### Work to be completed
Pull every line holding the word "Dashboard" out of the data and copy it.

### Dataset rows describing interfaces
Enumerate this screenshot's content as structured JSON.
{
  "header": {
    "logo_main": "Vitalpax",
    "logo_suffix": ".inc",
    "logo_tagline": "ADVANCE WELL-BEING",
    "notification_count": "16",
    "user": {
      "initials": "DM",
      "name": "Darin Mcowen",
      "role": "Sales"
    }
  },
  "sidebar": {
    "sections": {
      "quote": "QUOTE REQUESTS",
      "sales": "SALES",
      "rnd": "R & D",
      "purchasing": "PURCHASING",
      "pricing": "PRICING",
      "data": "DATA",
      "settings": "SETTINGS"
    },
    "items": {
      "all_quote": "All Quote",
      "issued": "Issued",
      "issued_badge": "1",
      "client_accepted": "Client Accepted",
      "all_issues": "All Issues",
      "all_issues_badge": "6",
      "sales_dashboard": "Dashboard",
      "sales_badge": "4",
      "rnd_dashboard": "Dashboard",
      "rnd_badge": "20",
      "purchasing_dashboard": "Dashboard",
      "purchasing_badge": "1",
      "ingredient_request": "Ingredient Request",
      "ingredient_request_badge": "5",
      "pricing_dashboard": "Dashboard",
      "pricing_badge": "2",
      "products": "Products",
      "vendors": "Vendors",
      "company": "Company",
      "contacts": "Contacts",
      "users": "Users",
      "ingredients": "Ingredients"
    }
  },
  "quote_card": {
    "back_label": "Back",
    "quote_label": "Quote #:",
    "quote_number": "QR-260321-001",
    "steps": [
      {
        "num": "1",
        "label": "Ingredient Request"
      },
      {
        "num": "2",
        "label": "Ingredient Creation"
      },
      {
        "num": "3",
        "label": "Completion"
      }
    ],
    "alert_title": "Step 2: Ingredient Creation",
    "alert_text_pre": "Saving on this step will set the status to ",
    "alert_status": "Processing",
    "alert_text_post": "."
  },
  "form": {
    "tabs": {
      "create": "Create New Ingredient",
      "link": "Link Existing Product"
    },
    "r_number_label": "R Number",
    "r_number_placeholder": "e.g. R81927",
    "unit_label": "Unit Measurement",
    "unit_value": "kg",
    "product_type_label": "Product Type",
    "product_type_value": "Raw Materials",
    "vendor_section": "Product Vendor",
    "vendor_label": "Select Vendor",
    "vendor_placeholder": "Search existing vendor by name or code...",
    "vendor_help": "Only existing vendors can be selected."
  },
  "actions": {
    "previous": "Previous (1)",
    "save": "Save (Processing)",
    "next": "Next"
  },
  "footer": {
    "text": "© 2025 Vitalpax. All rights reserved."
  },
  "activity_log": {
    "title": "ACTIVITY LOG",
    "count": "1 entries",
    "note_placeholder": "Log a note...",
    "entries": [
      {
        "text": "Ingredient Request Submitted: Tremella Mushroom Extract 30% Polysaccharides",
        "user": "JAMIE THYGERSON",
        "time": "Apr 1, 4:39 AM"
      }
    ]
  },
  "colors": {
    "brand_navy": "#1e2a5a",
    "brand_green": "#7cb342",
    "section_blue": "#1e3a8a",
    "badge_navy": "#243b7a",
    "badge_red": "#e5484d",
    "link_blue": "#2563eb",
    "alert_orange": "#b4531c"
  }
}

### Written solution
      "sales_dashboard": "Dashboard",
      "rnd_dashboard": "Dashboard",
      "purchasing_dashboard": "Dashboard",
      "pricing_dashboard": "Dashboard",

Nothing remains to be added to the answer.